 “When funders like Oak Foundation invest in our keiki, it’s because they recognize what many of us know,” says Lydia Clements, vice president for foundation and corporate partnerships at HCF. “Strategic giving can have a tremendous impact here. By supporting educators to better respond to each student’s needs, we can have a multiplier effect because students become more aware of how they learn and they develop a true love of learning. This sets the stage for them to thrive in Hawaii and beyond.”

 Digital Promise Global, an organization that presented at the 2018 SOTF Conference, incorporates SEL into its approach on Learner Variability, drawing from the experiences of teachers in Hawaii’s diverse classrooms to build out some of its approaches.

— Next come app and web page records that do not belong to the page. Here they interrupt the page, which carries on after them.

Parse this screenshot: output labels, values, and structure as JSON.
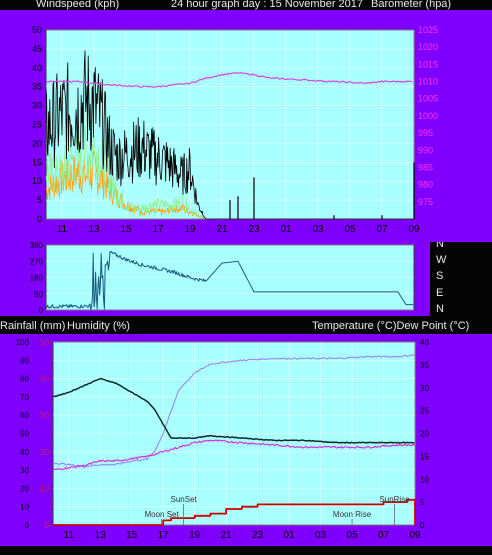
{
  "header": {
    "left": "Windspeed (kph)",
    "center": "24 hour graph day : 15 November 2017",
    "right": "Barometer (hpa)"
  },
  "middle_header": {
    "left_a": "Rainfall (mm)",
    "left_b": "Humidity (%)",
    "right": "Temperature (°C)Dew Point (°C)"
  },
  "compass": [
    "N",
    "W",
    "S",
    "E",
    "N"
  ],
  "colors": {
    "frame": "#8000ff",
    "plot_bg": "#aaffff",
    "wind": "#000000",
    "gust_green": "#90ee90",
    "gust_orange": "#ff9900",
    "baro": "#dd44dd",
    "dir": "#1a5a80",
    "temp": "#0f2a2a",
    "dew": "#dd22dd",
    "humidity": "#9a88ee",
    "rain": "#cc0000",
    "baro_axis": "#ff33ff",
    "rain_axis": "#cc2222"
  },
  "chart_data": [
    {
      "type": "line",
      "title": "24 hour graph day : 15 November 2017",
      "ylabel": "Windspeed (kph)",
      "y2label": "Barometer (hpa)",
      "x_ticks": [
        "11",
        "13",
        "15",
        "17",
        "19",
        "21",
        "23",
        "01",
        "03",
        "05",
        "07",
        "09"
      ],
      "ylim": [
        0,
        50
      ],
      "y_ticks": [
        0,
        5,
        10,
        15,
        20,
        25,
        30,
        35,
        40,
        45,
        50
      ],
      "y2lim": [
        970,
        1025
      ],
      "y2_ticks": [
        975,
        980,
        985,
        990,
        995,
        1000,
        1005,
        1010,
        1015,
        1020,
        1025
      ],
      "series": [
        {
          "x": [
            10,
            10.5,
            11,
            11.5,
            12,
            12.5,
            13,
            13.5,
            14,
            14.5,
            15,
            15.5,
            16,
            16.5,
            17,
            17.5,
            18,
            18.5,
            19,
            19.5,
            20,
            22,
            24,
            26,
            28,
            30,
            32,
            33
          ],
          "values": [
            25,
            27,
            29,
            30,
            31,
            33,
            32,
            27,
            20,
            17,
            18,
            19,
            20,
            18,
            17,
            16,
            14,
            12,
            14,
            4,
            0,
            0,
            0,
            0,
            0,
            0,
            0,
            0
          ]
        },
        {
          "x": [
            10,
            10.5,
            11,
            11.5,
            12,
            12.5,
            13,
            13.5,
            14,
            14.5,
            15,
            15.5,
            16,
            16.5,
            17,
            17.5,
            18,
            18.5,
            19,
            19.5,
            20,
            22,
            24,
            26,
            28,
            30,
            32,
            33
          ],
          "values": [
            14,
            12,
            13,
            16,
            17,
            18,
            20,
            16,
            12,
            7,
            4,
            3,
            3,
            4,
            4,
            4,
            4,
            5,
            3,
            1,
            0,
            0,
            0,
            0,
            0,
            0,
            0,
            0
          ]
        },
        {
          "x": [
            10,
            10.5,
            11,
            11.5,
            12,
            12.5,
            13,
            13.5,
            14,
            14.5,
            15,
            15.5,
            16,
            16.5,
            17,
            17.5,
            18,
            18.5,
            19,
            19.5,
            20,
            22,
            24,
            26,
            28,
            30,
            32,
            33
          ],
          "values": [
            8,
            10,
            11,
            12,
            13,
            12,
            13,
            11,
            8,
            6,
            4,
            3,
            2,
            2,
            2,
            2,
            3,
            3,
            2,
            1,
            0,
            0,
            0,
            0,
            0,
            0,
            0,
            0
          ]
        },
        {
          "x": [
            10,
            12,
            14,
            16,
            17,
            18,
            19,
            20,
            21,
            22,
            23,
            24,
            26,
            28,
            30,
            31,
            32,
            33
          ],
          "values": [
            1010,
            1010,
            1009,
            1008.5,
            1008.5,
            1009,
            1009.5,
            1011,
            1012,
            1012.5,
            1012,
            1011,
            1010.5,
            1010,
            1009.5,
            1010,
            1010,
            1010
          ]
        }
      ]
    },
    {
      "type": "line",
      "ylabel": "Wind direction",
      "ylim": [
        0,
        360
      ],
      "y_ticks": [
        0,
        90,
        180,
        270,
        360
      ],
      "series": [
        {
          "x": [
            10,
            12,
            13,
            14,
            14.5,
            15,
            16,
            17,
            18,
            19,
            19.5,
            20,
            21,
            22,
            23,
            24,
            26,
            28,
            30,
            31,
            32,
            32.5,
            33
          ],
          "values": [
            20,
            20,
            25,
            320,
            300,
            280,
            250,
            230,
            210,
            180,
            170,
            160,
            260,
            270,
            100,
            100,
            100,
            100,
            100,
            100,
            100,
            30,
            30
          ]
        }
      ]
    },
    {
      "type": "line",
      "ylabel": "Humidity (%)",
      "y2label": "Temperature (°C)Dew Point (°C)",
      "x_ticks": [
        "11",
        "13",
        "15",
        "17",
        "19",
        "21",
        "23",
        "01",
        "03",
        "05",
        "07",
        "09"
      ],
      "ylim": [
        0,
        100
      ],
      "y_ticks": [
        0,
        10,
        20,
        30,
        40,
        50,
        60,
        70,
        80,
        90,
        100
      ],
      "rain_ylim": [
        0,
        50
      ],
      "rain_ticks": [
        0,
        10,
        20,
        30,
        40,
        50
      ],
      "y2lim": [
        0,
        40
      ],
      "y2_ticks": [
        0,
        5,
        10,
        15,
        20,
        25,
        30,
        35,
        40
      ],
      "annotations": [
        "Moon Set",
        "SunSet",
        "SunRise",
        "Moon Rise"
      ],
      "series": [
        {
          "x": [
            10,
            11,
            12,
            13,
            14,
            15,
            16,
            16.5,
            17,
            17.5,
            18,
            19,
            20,
            22,
            24,
            26,
            28,
            30,
            32,
            33
          ],
          "values": [
            28,
            29,
            30.5,
            32,
            31,
            29,
            27,
            25,
            22,
            19,
            19,
            19,
            19.5,
            19,
            18.5,
            18.5,
            18,
            18,
            18,
            18
          ]
        },
        {
          "x": [
            10,
            11,
            12,
            13,
            14,
            15,
            16,
            17,
            18,
            19,
            20,
            22,
            24,
            26,
            28,
            30,
            32,
            33
          ],
          "values": [
            12,
            12.5,
            13,
            14,
            14,
            14.5,
            15,
            16,
            17,
            18,
            18.5,
            18,
            17.5,
            17,
            17,
            17,
            17.5,
            17.5
          ]
        },
        {
          "x": [
            10,
            11,
            12,
            13,
            14,
            15,
            16,
            16.5,
            17,
            17.5,
            18,
            19,
            20,
            21,
            22,
            24,
            26,
            28,
            30,
            32,
            33
          ],
          "values": [
            34,
            33,
            32,
            33,
            33,
            35,
            36,
            41,
            50,
            62,
            74,
            83,
            88,
            89,
            90,
            91,
            91,
            91,
            92,
            92,
            93
          ]
        },
        {
          "x": [
            10,
            16.9,
            17,
            17.5,
            18,
            19,
            20,
            21,
            22,
            23,
            24,
            26,
            28,
            30,
            31,
            32,
            32.5,
            33
          ],
          "values": [
            0,
            0,
            1,
            1.5,
            1.5,
            2,
            2.5,
            3.5,
            4,
            4.5,
            4.5,
            4.5,
            4.5,
            4.5,
            5,
            5,
            5.5,
            0
          ]
        }
      ]
    }
  ]
}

 Vic Vuchic, executive director of the Learner Variability Project and chief innovation officer at Digital Promise Global, stressed that each learner is unique in his presentation on Learner Variability at the 2018 conference. “Learner Variability recognizes that each student brings their own skills, experiences and challenges to the classroom, and tailoring instruction to their variability can empower each student to rise and meet their potential,” he said.

Shifting an educational approach for an entire state is no easy task. But if enough people and organizations mobilize around a common cause, the energy is electric and can power a sea change.

“We ask a lot of our students as we try to prepare them for a future that none of us can predict. We want them to be flexible, brave, open to change and good at collaboration,” says Clements. “Who better to teach these things than the teachers that attend this conference? They are jumping into learning new material and applying what they learn in their classrooms right away.”